Declaring themselves “Pacific Climate Warriors,” representatives from a dozen Pacific Island nations—sitting atop traditional outrigger canoes, kayaks, and other small boats—staged a full-day blockade of the Newcastle Coal Port in Australia on Friday as they sent a message to the government of Prime Minister Tony Abbott and the world that they will not sit idly by as the activities of the fossil fuel industry and its backers continue to threaten the existence of their low-lying homes. “The coal which leaves this port has a direct impact on our culture and our islands. It is clear to us that this is the kind of action which we must take in order to survive. Climate change is an issue which affects everyone and coal companies may expect further actions like this in future.” —Pacific Climate
In Washington, D.C., next month, environmentalists who’ve made their way across the country are planning to pressure the Obama administration to stop using fossil fuels. They’re part of the Great March for Climate Action that started in March in Los Angeles. One sunny Saturday afternoon this October, the marchers met with local fracking activists in Diamond Park, across from the Butler County Courthouse. The event was part of the Global Frackdown, one of many protests worldwide against fracking for oil and gas. Lisa DeSantis, from Lawrence County, describes herself as an activist clown. She’s painted tears of oil dripping down her face for this protest. She thinks fracking should be banned because it can contaminate water.
Washington, D.C. — Environmental and community groups took the first step late yesterday in a likely legal battle against a controversial liquefied natural gas (LNG) export facility. On behalf of Chesapeake Climate Action Network, Sierra Club, Lower Susquehanna Riverkeeper, Patuxent Riverkeeper, and Potomac Riverkeeper the environmental law organization Earthjustice filed a motion for rehearing with the Federal Energy Regulatory Commission (FERC), demanding the agency withdraw its approval of an LNG export facility proposed at Cove Point in southern Maryland. The filing positions the groups to sue the agency to challenge FERC’s inadequate environmental review of the project.
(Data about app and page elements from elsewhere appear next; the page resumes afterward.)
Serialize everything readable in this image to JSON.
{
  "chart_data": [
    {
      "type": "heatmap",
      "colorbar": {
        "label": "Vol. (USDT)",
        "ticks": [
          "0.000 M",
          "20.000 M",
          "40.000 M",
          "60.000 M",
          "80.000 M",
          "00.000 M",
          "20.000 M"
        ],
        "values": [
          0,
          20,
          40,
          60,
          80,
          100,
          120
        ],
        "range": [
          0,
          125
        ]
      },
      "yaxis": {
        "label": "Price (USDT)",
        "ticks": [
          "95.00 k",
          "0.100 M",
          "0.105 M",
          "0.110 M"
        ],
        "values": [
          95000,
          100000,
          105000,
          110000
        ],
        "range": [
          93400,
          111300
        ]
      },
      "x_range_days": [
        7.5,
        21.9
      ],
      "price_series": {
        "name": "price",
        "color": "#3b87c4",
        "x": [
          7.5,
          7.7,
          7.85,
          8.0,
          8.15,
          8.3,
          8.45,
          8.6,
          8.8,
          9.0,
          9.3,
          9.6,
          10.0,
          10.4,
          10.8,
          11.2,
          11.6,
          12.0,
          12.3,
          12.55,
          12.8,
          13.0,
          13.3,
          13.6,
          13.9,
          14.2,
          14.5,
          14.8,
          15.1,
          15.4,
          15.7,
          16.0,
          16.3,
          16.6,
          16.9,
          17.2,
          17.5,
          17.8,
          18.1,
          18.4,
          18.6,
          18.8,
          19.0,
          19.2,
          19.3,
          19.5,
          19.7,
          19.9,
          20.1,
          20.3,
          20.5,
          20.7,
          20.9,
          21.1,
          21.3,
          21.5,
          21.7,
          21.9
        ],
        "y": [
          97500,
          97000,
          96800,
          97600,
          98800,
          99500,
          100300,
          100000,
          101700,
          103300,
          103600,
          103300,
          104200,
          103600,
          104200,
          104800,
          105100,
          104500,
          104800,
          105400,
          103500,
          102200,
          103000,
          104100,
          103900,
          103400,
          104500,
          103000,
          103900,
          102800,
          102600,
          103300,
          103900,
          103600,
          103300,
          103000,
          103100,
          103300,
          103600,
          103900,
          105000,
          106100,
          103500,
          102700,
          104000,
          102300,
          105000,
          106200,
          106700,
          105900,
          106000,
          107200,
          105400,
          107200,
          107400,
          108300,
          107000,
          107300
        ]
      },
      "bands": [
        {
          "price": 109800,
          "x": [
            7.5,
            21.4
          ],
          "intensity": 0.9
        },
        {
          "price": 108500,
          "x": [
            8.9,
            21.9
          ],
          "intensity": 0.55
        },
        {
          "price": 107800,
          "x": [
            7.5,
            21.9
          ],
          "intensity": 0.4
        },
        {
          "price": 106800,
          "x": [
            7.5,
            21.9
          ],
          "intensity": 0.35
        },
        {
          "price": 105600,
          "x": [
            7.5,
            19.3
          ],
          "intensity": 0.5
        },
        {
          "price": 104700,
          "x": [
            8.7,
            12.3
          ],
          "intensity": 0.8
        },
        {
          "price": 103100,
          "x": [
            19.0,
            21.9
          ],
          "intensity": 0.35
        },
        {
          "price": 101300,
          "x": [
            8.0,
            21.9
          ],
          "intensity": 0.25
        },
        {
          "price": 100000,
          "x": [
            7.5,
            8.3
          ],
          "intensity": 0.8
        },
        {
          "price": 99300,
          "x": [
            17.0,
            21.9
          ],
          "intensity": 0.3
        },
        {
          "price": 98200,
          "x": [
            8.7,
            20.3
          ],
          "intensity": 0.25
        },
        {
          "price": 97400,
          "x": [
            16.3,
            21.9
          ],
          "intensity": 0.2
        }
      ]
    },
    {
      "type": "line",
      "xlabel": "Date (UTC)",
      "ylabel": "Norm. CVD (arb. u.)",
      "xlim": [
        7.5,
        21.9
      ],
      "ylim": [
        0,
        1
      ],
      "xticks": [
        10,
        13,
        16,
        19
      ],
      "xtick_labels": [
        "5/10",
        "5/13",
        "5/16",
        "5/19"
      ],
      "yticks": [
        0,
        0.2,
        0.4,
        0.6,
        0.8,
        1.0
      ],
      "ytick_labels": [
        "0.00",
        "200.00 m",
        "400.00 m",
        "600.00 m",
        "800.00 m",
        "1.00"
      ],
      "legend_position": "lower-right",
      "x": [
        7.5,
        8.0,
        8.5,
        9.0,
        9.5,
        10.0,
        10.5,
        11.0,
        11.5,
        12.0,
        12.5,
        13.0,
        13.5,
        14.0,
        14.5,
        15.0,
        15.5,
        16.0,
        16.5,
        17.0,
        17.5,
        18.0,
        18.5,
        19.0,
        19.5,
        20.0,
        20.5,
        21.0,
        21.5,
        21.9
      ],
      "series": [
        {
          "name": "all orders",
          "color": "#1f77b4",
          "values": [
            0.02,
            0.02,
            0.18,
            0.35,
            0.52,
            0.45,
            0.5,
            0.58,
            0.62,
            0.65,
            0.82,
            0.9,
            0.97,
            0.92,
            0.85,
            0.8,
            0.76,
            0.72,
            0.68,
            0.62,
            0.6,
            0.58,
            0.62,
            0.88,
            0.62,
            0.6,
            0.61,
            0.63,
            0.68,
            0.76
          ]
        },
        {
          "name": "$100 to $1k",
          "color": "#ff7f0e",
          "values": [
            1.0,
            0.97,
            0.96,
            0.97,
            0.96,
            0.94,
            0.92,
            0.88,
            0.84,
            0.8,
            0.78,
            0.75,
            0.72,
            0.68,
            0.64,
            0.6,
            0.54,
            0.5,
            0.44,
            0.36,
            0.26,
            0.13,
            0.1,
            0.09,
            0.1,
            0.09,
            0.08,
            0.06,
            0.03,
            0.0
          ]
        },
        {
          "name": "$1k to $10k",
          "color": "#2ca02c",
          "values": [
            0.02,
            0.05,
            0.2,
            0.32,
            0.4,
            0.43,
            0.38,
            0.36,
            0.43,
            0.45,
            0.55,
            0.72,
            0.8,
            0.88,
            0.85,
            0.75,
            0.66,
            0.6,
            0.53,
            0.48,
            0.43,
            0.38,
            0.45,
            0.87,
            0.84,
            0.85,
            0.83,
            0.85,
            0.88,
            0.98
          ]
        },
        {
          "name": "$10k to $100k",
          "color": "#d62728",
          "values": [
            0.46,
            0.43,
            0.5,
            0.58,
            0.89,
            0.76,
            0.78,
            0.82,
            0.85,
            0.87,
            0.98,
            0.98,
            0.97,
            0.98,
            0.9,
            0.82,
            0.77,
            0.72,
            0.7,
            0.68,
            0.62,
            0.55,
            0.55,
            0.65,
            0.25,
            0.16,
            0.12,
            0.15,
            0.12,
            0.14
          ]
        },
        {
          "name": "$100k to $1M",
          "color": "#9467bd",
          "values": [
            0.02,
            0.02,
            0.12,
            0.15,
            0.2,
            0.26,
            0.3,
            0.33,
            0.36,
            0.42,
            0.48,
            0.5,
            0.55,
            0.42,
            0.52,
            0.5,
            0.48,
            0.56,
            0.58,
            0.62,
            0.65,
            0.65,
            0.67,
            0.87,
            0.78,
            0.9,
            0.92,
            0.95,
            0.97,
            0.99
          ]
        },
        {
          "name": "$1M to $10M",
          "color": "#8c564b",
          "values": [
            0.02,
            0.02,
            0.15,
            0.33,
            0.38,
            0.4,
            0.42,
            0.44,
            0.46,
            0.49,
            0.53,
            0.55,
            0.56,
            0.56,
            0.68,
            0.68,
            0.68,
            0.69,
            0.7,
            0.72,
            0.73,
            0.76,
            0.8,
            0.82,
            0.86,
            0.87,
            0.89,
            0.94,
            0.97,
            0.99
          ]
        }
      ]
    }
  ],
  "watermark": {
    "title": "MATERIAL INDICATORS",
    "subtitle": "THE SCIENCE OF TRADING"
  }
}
Groups also filed a motion for a stay, urging FERC to halt further construction on the $3.8 billion project.
CROSS LAKE, Man. – Protesters from a northern Manitoba First Nation are occupying the grounds around a generating station and have issued an eviction notice to Manitoba Hydro for what they say is a violation of their treaty rights. More than 100 protesters from the Cross Lake First Nation north of Lake Winnipeg marched to the hydro dam Wednesday and some have refused to leave the grounds. In a letter to Hydro president Scott Thomson, Chief Catherine Merrick said the First Nation is taking control of its traditional territory and evicting the Crown corporation. “You do not respect our rights,” she wrote in the letter dated Oct. 6. “You do not even respect or acknowledge who we are as people. Money and profit — that which you make off our traditional territory and people — is apparently all you care about.”